======== Material provided ========
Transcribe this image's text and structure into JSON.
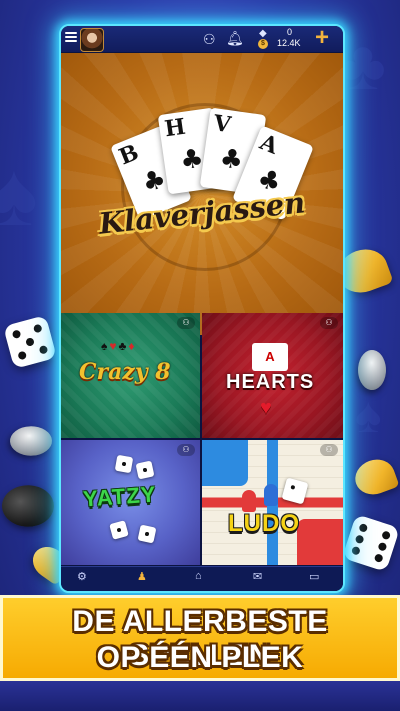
{
  "topbar": {
    "menu_icon": "hamburger-icon",
    "friends_icon": "friends-icon",
    "bell_icon": "bell-icon",
    "gem_icon": "diamond-icon",
    "gem_count": "0",
    "coin_icon": "coin-icon",
    "coin_symbol": "$",
    "coin_count": "12.4K",
    "add_label": "+"
  },
  "games": [
    {
      "name": "Klaverjassen",
      "cards": [
        "B",
        "H",
        "V",
        "A"
      ]
    },
    {
      "name": "Crazy 8"
    },
    {
      "name": "HEARTS",
      "card": "A"
    },
    {
      "name": "YATZY"
    },
    {
      "name": "LUDO"
    }
  ],
  "banner": {
    "line1": "DE ALLERBESTE SPELLEN",
    "line2": "OP ÉÉN PLEK"
  },
  "colors": {
    "accent_glow": "#38d8ff",
    "banner_yellow": "#ffcf2e",
    "klaverjassen_bg": "#b76b15",
    "crazy8_bg": "#1a7a57",
    "hearts_bg": "#991622",
    "yatzy_bg": "#5862c7"
  }
}
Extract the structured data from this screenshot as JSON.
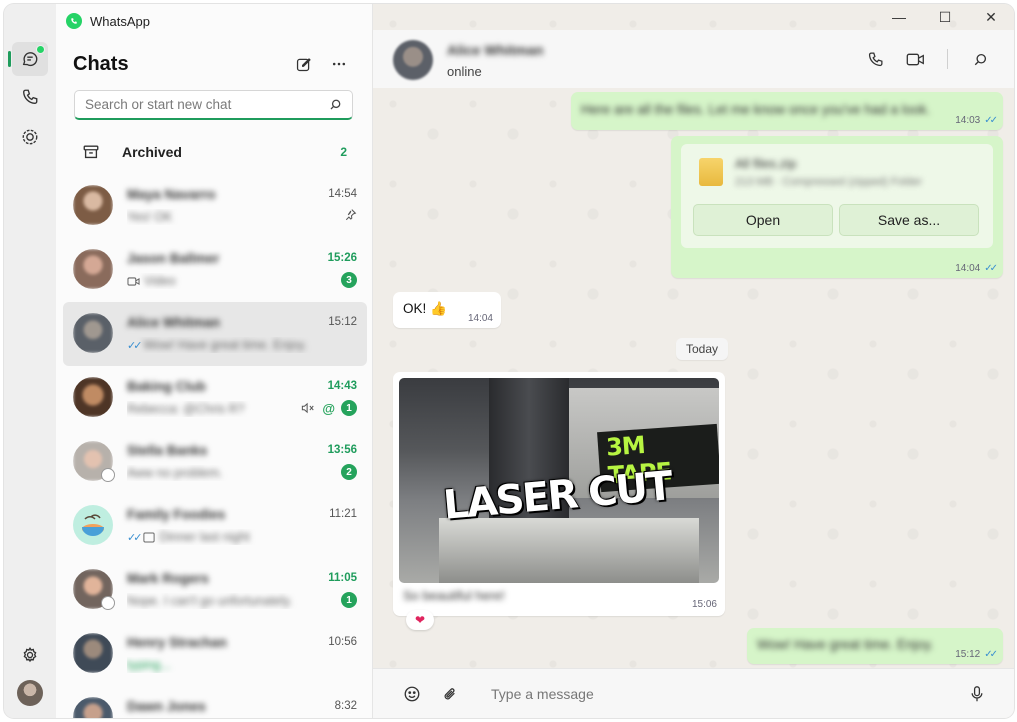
{
  "app": {
    "title": "WhatsApp"
  },
  "window_controls": {
    "minimize": "—",
    "maximize": "☐",
    "close": "✕"
  },
  "rail": {
    "items": [
      {
        "icon": "chats-icon"
      },
      {
        "icon": "calls-icon"
      },
      {
        "icon": "status-icon"
      }
    ],
    "settings_icon": "gear-icon"
  },
  "sidebar": {
    "title": "Chats",
    "search_placeholder": "Search or start new chat",
    "archived": {
      "label": "Archived",
      "count": "2"
    },
    "chats": [
      {
        "name": "Maya Navarro",
        "preview": "Yes! OK",
        "time": "14:54",
        "unread": "",
        "pinned": true
      },
      {
        "name": "Jason Ballmer",
        "preview": "Video",
        "time": "15:26",
        "unread": "3",
        "video": true
      },
      {
        "name": "Alice Whitman",
        "preview": "Wow! Have great time. Enjoy.",
        "time": "15:12",
        "unread": "",
        "selected": true,
        "ticks": true
      },
      {
        "name": "Baking Club",
        "preview": "Rebecca: @Chris R?",
        "time": "14:43",
        "unread": "1",
        "muted": true,
        "mention": "@"
      },
      {
        "name": "Stella Banks",
        "preview": "Aww no problem.",
        "time": "13:56",
        "unread": "2"
      },
      {
        "name": "Family Foodies",
        "preview": "Dinner last night",
        "time": "11:21",
        "unread": "",
        "ticks": true
      },
      {
        "name": "Mark Rogers",
        "preview": "Nope. I can't go unfortunately.",
        "time": "11:05",
        "unread": "1"
      },
      {
        "name": "Henry Strachan",
        "preview": "typing...",
        "time": "10:56",
        "unread": "",
        "typing": true
      },
      {
        "name": "Dawn Jones",
        "preview": "",
        "time": "8:32",
        "unread": ""
      }
    ]
  },
  "conversation": {
    "contact_name": "Alice Whitman",
    "contact_status": "online",
    "messages": {
      "m1": {
        "text": "Here are all the files. Let me know once you've had a look.",
        "time": "14:03"
      },
      "file": {
        "name": "All files.zip",
        "meta": "213 MB · Compressed (zipped) Folder",
        "open_label": "Open",
        "save_label": "Save as...",
        "time": "14:04"
      },
      "m3": {
        "text": "OK! 👍",
        "time": "14:04"
      },
      "day": "Today",
      "photo": {
        "sticker_top": "3M TAPE",
        "sticker_main": "LASER CUT",
        "caption": "So beautiful here!",
        "time": "15:06",
        "reaction": "❤"
      },
      "m5": {
        "text": "Wow! Have great time. Enjoy.",
        "time": "15:12"
      }
    },
    "composer_placeholder": "Type a message"
  }
}
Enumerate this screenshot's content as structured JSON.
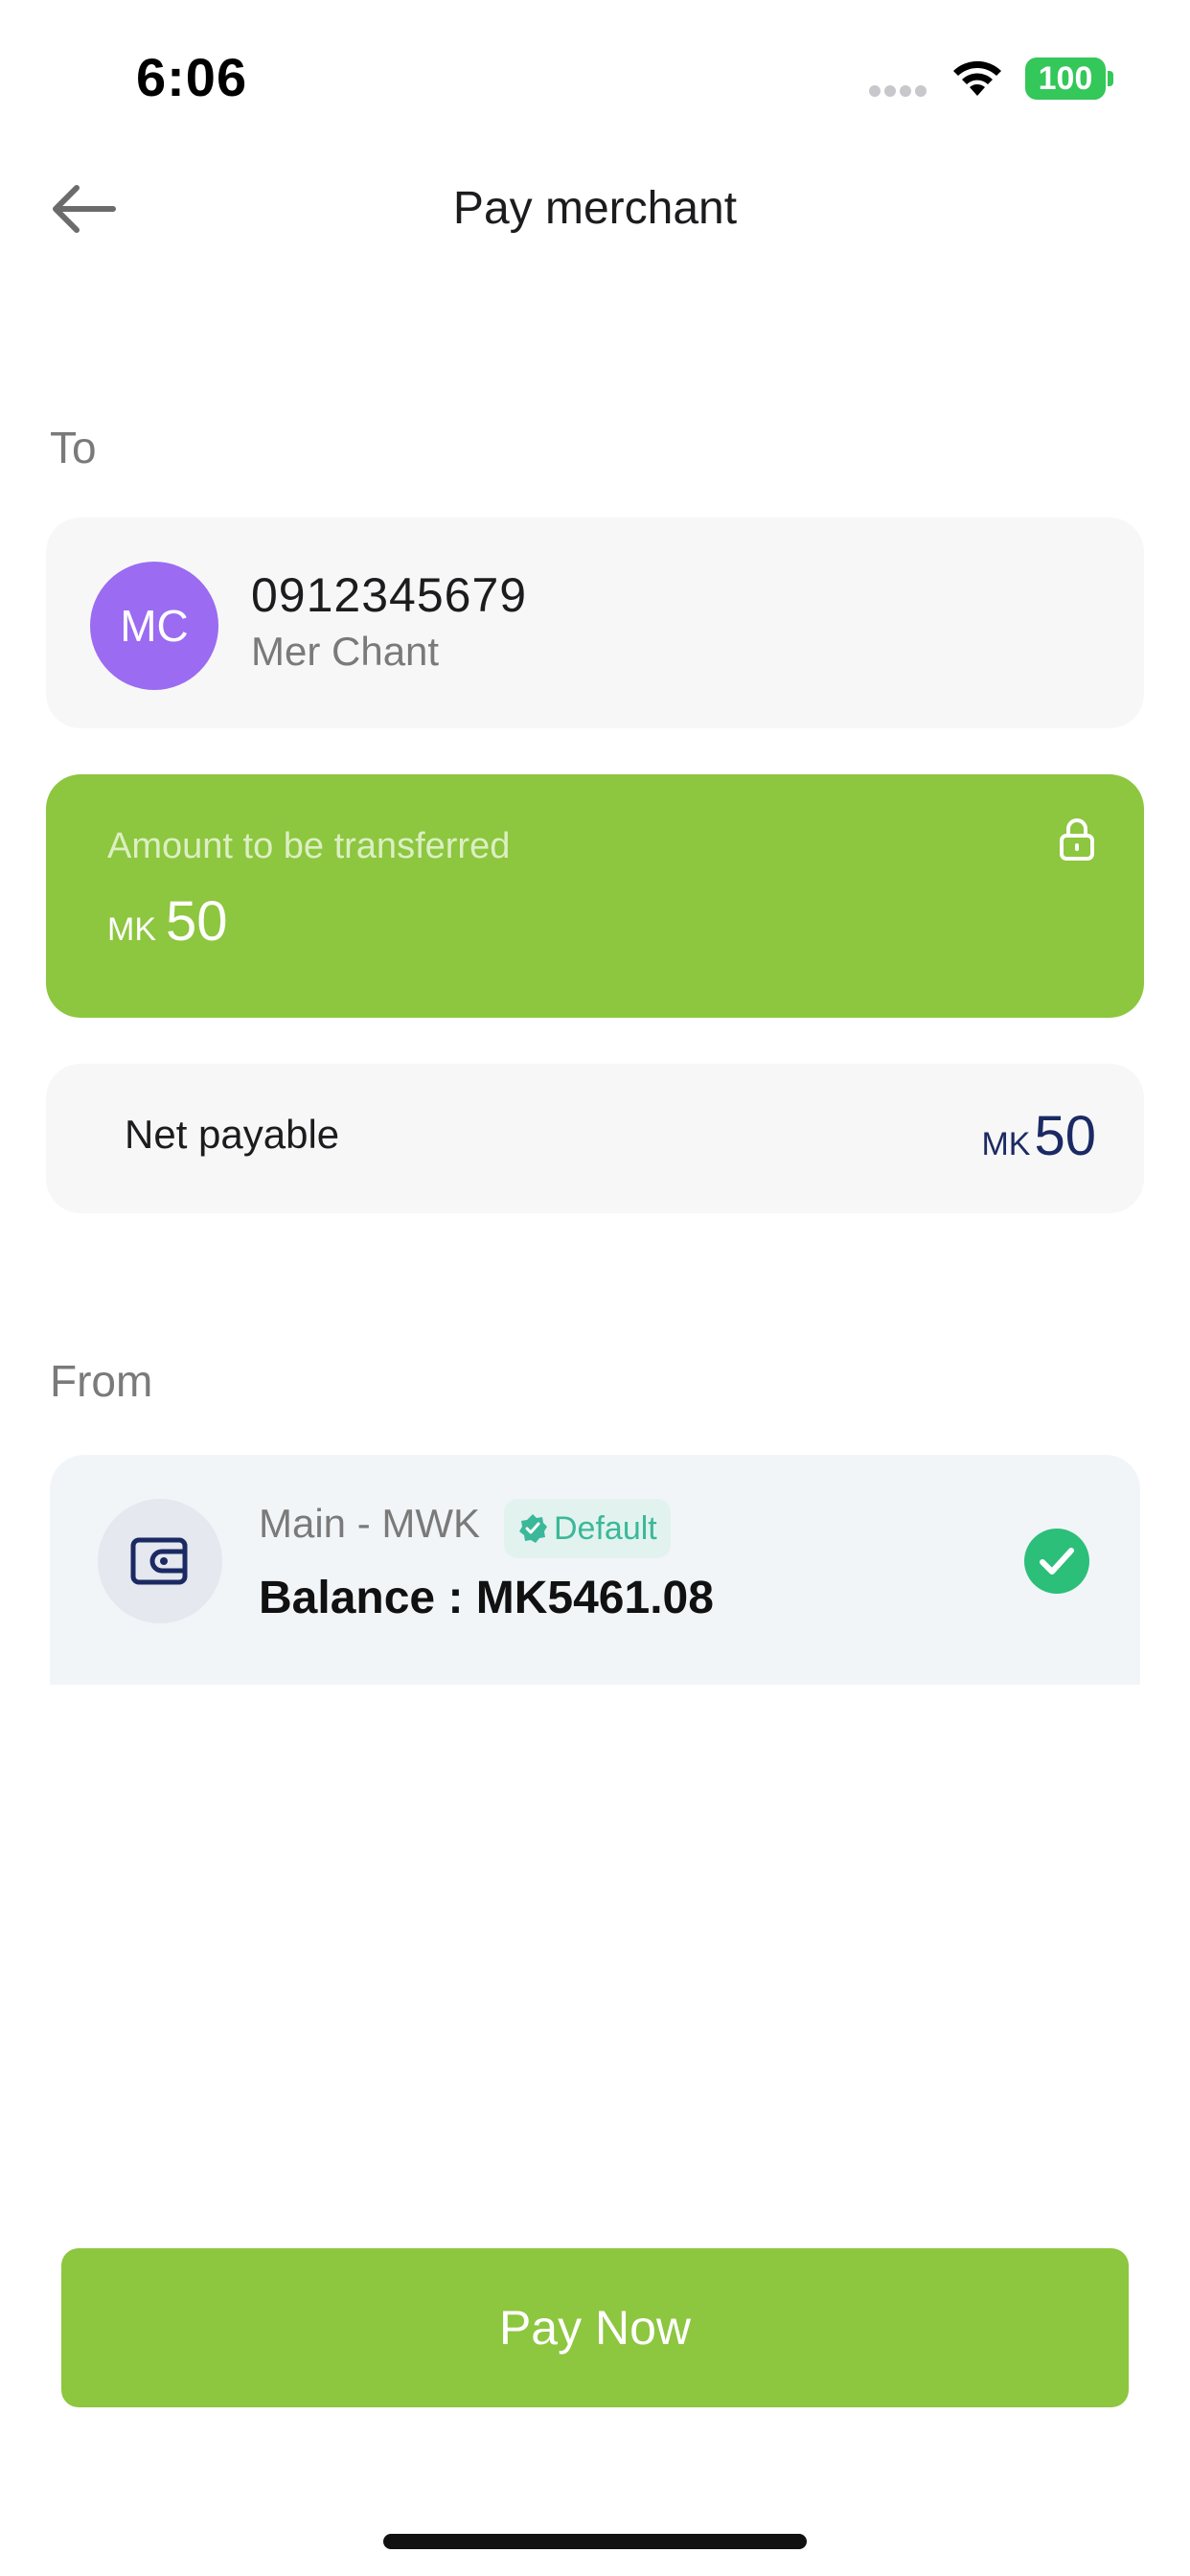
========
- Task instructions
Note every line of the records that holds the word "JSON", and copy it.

- Response for this exercise
Transcribe this image's text and structure into JSON.
Extract the structured data from this screenshot as JSON.
Enumerate this screenshot's content as structured JSON.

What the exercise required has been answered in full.